→ AIM OF THE TASK: Below are some records. Count the lines with "icon" in them and give nothing but the total.

→ RECORD SET:
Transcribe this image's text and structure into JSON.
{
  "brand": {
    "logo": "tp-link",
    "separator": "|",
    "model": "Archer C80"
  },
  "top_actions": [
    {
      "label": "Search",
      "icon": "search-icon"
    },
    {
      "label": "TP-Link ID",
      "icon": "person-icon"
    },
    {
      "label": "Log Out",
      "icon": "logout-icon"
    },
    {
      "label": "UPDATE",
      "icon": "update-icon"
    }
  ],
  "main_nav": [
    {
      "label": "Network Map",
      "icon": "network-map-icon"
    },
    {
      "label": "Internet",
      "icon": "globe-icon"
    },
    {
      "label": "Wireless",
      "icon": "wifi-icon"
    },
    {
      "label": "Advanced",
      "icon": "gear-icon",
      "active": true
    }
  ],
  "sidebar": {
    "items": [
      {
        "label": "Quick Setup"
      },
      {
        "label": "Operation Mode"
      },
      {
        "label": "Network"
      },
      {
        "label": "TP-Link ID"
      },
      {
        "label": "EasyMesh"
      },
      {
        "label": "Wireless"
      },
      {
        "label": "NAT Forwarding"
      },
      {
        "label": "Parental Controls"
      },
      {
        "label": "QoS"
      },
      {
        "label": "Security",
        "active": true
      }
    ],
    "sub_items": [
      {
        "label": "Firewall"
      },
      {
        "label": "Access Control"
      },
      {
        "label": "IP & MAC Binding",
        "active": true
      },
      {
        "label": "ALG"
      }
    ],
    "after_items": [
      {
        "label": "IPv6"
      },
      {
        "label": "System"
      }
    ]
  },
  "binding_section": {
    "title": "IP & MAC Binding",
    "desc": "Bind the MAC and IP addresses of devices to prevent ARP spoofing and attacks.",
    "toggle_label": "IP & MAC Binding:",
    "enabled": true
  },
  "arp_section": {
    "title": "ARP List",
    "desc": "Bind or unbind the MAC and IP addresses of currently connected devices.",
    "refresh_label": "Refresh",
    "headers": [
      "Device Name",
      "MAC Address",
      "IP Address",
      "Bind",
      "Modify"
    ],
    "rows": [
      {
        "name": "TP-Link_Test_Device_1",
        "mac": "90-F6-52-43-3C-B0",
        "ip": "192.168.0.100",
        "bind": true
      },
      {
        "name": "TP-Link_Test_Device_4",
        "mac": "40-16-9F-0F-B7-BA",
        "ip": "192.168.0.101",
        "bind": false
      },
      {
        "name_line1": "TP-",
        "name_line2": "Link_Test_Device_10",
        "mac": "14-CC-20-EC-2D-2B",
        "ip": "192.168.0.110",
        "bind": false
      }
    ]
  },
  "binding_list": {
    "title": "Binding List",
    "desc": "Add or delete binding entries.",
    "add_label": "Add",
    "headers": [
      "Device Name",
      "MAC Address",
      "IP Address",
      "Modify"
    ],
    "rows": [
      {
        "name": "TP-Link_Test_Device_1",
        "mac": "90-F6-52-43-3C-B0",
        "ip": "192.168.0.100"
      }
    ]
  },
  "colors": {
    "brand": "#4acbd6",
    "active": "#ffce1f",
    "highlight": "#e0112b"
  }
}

→ RESPONSE BELOW: 8